Redlands, California—Global smart-mapping leader Esri and the ArcticDEM project, a public-private initiative to produce high-resolution, high-quality digital elevation models (DEM) of the Arctic, have released new elevation models and enriched those previously released.
The ArcticDEM project is a collaboration between government agencies, the Polar Geospatial Center, and Esri to achieve goals set by a 2015 executive order by President Barack Obama,” calling for enhanced coordination of national efforts in the Arctic to reverse the trend of climate change. Coupled with the accessibility of Esri’s online platform, ArcticDEM can meet the need for high-quality elevation data in remote locations and provide accurate measurement of topographic change.
"This new Arctic elevation data is another demonstration of the power of technology and innovation in deepening the ways we can appreciate the immense value of our shared Arctic," said Ambassador (ret.) Mark Brzezinski, executive director of the Arctic Executive Steering Committee at the White House.
New elevation models on Esri’s public online portal show stunning surface detail from Baffin Island, Svalbard Islands, and Iceland. In many locations, the models are created images collected on multiple dates, allowing anyone to see the landscape changes over time, such as the rate at which glaciers are receding. Since the Arctic region is uniquely challenged by the effects of climate change, including melting ice, this elevation data provides a great resource for enabling better planning and adaptation. For instance, elevation models can help local communities monitor coastal erosion in order to identify important structures at high risk of storm damage.
"Esri is excited to provide this continually updated elevation data as easy-to-access web services and apps," said Peter Becker, ArcGIS product manager, Esri. "These new detailed surfaces, which provide a much better picture of how the Arctic region is rapidly changing, allow more effective risk management for Arctic communities."
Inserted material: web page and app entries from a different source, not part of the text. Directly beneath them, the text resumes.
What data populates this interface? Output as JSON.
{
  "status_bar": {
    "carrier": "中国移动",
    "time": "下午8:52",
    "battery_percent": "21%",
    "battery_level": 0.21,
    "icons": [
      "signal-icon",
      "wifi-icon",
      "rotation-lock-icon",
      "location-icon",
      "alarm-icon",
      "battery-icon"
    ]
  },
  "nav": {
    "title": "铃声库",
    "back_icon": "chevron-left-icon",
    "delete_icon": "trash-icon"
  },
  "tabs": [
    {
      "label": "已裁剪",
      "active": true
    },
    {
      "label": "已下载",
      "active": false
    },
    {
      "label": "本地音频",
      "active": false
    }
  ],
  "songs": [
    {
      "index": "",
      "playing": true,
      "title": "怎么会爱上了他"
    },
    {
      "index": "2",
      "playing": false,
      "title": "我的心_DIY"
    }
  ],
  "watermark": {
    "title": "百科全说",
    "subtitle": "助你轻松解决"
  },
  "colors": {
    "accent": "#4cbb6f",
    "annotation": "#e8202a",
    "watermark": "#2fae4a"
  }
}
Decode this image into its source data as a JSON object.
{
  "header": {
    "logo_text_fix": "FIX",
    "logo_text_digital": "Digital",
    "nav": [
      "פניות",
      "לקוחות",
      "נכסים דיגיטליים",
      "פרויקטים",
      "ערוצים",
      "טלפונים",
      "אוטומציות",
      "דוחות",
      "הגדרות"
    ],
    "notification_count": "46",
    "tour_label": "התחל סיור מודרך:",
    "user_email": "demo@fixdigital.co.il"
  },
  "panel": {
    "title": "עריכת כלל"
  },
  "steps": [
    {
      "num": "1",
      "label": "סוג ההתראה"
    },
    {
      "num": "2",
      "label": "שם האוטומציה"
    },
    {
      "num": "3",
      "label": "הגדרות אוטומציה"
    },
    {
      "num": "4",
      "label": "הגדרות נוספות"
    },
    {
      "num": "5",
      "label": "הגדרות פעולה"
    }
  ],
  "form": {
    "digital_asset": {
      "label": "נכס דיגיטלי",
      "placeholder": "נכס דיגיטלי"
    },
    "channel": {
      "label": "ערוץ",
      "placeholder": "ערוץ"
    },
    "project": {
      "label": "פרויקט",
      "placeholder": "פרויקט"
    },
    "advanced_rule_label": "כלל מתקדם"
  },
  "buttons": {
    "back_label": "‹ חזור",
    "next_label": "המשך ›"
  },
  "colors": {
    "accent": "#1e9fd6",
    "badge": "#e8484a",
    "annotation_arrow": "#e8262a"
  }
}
Explore visualized data from the ArcticDEM project at the ArcticDEM Explorer.